Page views in 2023: 219
Page views in 2024 to date: 85
19 December 2018 - Case of the Week #471 (revised 15 June 2020)

All cases are archived on our website. To view them sorted by case number, diagnosis or category, visit our main Case of the Week page. To subscribe or unsubscribe to Case of the Week or our other email lists, click here.

Thanks to Dr. Jaya Bajaj, PBM Laboratories, Lewisville, Texas (USA) for contributing this case and Dr. Raul S. Gonzalez, Beth Israel Deaconess Medical Center, Boston, Massachusetts (USA) for writing the discussion. This case was reviewed in May 2020 by Dr. Jennifer Bennett, University of Chicago and Dr. Carlos Parra-Herran, University of Toronto.


Website news:

(1) We created an author database and are incorporating it into the textbook. New features include listing all topics by an author, listing all institutions with authors and all authors at an institution, links to the author's contact information and automatic updates of chapter pages as topics are updated. It will also be easier for us to track authors working on a topic. We have added 330+ authors to the database as well as their 160+ institutions, and are now merging the author database with the existing 7700+ topics, one topic at a time, which should be completed by March 2019. Authors do not appear on the new author page until one of their topics has been merged.

(2) We have updated textbook statistics on our Statistics page at the bottom, or click here. We have 80 chapters, 7,700 topics (each item in the Table of Contents is a topic), 38,000 images, 45,000 references, 217 virtual slides and 172 videos. More...

(3) As of 14 November 2018, we are no longer paying for contributions to the Case of the Week. We will pay contributors for cases sent prior to this date, even if not yet posted. We made this change because it was inconsistent to pay for images contributed as a Case of the Week but not for other images.

Visit and follow our Blog to see recent updates to the website.

Case of the Week #471

Clinical history:
A 72 year old woman with no significant prior medical history presented with a vaginal mass. A Pap smear and biopsy were performed.

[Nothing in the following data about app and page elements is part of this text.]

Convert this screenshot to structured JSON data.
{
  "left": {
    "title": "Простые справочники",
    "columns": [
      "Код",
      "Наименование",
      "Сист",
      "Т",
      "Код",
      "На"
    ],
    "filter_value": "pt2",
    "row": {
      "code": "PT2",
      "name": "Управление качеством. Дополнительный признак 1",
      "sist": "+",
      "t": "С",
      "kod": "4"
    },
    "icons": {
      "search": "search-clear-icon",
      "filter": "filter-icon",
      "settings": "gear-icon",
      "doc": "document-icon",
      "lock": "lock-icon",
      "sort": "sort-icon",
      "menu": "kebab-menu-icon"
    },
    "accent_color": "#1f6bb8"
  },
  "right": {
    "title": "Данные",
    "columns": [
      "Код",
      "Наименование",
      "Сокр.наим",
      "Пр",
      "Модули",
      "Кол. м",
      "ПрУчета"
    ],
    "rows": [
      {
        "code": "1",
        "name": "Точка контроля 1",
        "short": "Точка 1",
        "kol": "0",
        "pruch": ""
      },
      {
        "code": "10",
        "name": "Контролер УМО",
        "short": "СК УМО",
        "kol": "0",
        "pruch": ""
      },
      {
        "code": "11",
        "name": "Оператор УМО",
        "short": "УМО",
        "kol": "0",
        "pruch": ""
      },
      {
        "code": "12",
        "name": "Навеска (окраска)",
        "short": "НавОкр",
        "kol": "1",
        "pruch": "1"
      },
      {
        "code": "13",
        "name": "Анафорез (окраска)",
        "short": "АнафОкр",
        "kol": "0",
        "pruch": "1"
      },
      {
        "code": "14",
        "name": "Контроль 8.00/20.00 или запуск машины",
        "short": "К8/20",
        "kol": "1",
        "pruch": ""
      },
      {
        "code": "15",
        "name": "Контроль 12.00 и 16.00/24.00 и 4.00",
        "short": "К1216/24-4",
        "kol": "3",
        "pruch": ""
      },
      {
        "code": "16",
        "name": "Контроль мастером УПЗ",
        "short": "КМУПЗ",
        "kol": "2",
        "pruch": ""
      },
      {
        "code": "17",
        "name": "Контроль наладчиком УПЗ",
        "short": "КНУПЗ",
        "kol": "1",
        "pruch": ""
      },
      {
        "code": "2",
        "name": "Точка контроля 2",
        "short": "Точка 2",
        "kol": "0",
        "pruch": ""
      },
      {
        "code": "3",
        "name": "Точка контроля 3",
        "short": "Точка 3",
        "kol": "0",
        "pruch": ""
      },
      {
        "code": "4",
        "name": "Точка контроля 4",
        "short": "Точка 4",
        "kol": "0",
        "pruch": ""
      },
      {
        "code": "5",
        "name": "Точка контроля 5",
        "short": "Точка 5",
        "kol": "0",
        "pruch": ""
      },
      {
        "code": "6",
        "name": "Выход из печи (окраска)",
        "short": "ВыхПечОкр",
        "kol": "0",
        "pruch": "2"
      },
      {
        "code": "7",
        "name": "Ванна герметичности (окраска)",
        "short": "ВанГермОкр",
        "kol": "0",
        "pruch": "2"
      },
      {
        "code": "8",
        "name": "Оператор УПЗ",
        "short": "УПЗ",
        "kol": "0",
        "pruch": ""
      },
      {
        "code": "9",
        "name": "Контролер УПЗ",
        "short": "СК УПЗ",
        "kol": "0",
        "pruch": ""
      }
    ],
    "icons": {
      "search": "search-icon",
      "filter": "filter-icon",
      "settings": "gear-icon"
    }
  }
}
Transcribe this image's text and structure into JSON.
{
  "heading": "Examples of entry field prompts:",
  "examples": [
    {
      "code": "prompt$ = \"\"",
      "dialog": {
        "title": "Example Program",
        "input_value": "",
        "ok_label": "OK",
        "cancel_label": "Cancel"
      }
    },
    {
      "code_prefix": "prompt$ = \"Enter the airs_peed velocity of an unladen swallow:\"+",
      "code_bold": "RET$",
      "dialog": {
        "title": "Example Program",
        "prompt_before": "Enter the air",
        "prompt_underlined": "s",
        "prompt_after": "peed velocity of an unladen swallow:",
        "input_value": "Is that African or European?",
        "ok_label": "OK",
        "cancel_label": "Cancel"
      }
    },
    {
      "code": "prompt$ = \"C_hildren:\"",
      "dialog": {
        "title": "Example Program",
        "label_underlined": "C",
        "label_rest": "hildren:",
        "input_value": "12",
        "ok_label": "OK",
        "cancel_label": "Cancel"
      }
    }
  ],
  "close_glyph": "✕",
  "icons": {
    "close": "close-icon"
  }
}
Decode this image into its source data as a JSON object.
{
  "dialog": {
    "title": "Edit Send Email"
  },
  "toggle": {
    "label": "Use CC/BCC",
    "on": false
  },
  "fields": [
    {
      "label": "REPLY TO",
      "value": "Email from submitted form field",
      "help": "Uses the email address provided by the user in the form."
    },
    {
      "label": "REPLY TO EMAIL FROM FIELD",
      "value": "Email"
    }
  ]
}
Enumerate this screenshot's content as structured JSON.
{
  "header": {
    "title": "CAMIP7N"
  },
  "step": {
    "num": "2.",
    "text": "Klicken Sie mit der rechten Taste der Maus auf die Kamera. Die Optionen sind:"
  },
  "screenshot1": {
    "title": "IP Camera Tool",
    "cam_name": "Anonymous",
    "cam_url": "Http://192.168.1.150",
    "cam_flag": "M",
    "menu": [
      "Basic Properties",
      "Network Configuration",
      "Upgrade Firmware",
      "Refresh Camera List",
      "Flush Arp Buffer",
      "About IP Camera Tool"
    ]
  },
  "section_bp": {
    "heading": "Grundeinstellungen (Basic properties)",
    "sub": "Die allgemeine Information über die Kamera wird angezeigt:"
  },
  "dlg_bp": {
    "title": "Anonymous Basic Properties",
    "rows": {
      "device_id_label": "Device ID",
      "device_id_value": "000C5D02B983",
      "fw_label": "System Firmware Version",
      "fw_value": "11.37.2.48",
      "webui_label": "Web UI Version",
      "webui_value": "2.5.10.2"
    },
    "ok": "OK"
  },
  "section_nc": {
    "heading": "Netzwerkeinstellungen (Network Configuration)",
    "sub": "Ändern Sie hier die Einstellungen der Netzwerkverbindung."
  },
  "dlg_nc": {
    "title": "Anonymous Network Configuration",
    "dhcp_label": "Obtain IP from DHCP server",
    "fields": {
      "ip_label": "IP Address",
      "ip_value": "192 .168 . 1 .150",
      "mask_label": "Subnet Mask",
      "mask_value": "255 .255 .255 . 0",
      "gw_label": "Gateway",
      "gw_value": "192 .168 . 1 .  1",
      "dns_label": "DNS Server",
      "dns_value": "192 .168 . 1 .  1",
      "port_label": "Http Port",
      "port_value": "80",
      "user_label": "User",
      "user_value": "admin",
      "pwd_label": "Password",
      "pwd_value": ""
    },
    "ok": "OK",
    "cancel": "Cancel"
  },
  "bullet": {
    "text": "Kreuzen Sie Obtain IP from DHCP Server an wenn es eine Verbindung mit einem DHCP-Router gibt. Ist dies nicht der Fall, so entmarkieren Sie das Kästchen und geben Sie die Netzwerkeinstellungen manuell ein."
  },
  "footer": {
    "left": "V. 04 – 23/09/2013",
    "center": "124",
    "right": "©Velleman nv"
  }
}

Cytology images:

Histopathology images:

Special stains:




What is your diagnosis?

Metastatic colon carcinoma

Test question (answer at the end):
Roughly what percentage of vaginal adenocarcinomas are primary, rather than metastatic?

A. 5%
B. 20%
C. 50%
D. 75%

Adenocarcinomas in the vagina are distinctly uncommon, in contrast to squamous cell carcinoma. No more than 20% of vaginal adenocarcinomas are primary at this site (Nucci, Parra-Herran: Gynecologic Pathology - Foundations in Diagnostic Pathology, 2nd Ed., 2020), so a metastases needs to be ruled out. In fact, the vagina is one of the most common gynecologic organs targeted by metastatic disease (Cancer 1984;53:1978). Possible sites of origin for vaginal metastases include cervix, endometrium, ovary, kidney and colon. The patient often has a known carcinoma, but the metastasis may also represent the initial presentation.

Only a few dozen colorectal carcinomas metastatic to the vagina have been characterized in the literature (Int J Surg 2013;11:1048). Average patient age is about 60 years. Vaginal bleeding is the most common presenting symptom and roughly one third of patients have widely metastatic disease.

Most tumors show typical morphology with variable mucin production, atypical columnar cells with hyperchromatic nuclei, brisk mitoses and central "dirty" necrosis filling the glandular lumens. Immunohistochemistry is confirmatory, with metastatic colorectal carcinoma being positive for CK20 and CDX2 and negative for CK7 (as in this case). In general, primary vaginal adenocarcinomas show the opposite pattern (positive for CK7, negative for CK20 and CDX2).

Most primary vaginal adenocarcinomas are either clear cell adenocarcinomas or endometrioid adenocarcinoma. Clear cell adenocarcinomas are often seen in patients with a history of intrauterine diethylstilbestrol exposure. These patients are young (average age around 20 years), while patients without this exposure history are generally middle-aged or older. Histology shows tubulocystic, papillary or solid patterns and cells with hobnail nuclei and eosinophilic to clear cytoplasm. Endometrioid adenocarcinoma of the vagina usually arises from endometriosis and can be very difficult to distinguish from a uterine metastasis without careful clinical workup.

Rare types of vaginal adenocarcinoma include mesonephric adenocarcinoma (glands are eosinophilic and often cribriform) and mucinous adenocarcinoma (similar to cervical counterpart, and may arise from endocervicosis). Gastric-type adenocarcinoma, typically a well differentiated variant of cervical cancer, has recently been reported to arise in the vagina (Am J Surg Pathol 2018;42:958). It is CDX2 positive, and usually CK7 positive and CK20 negative. It may mimic vaginal adenosis.

Test question answer:

Image 01 Image 02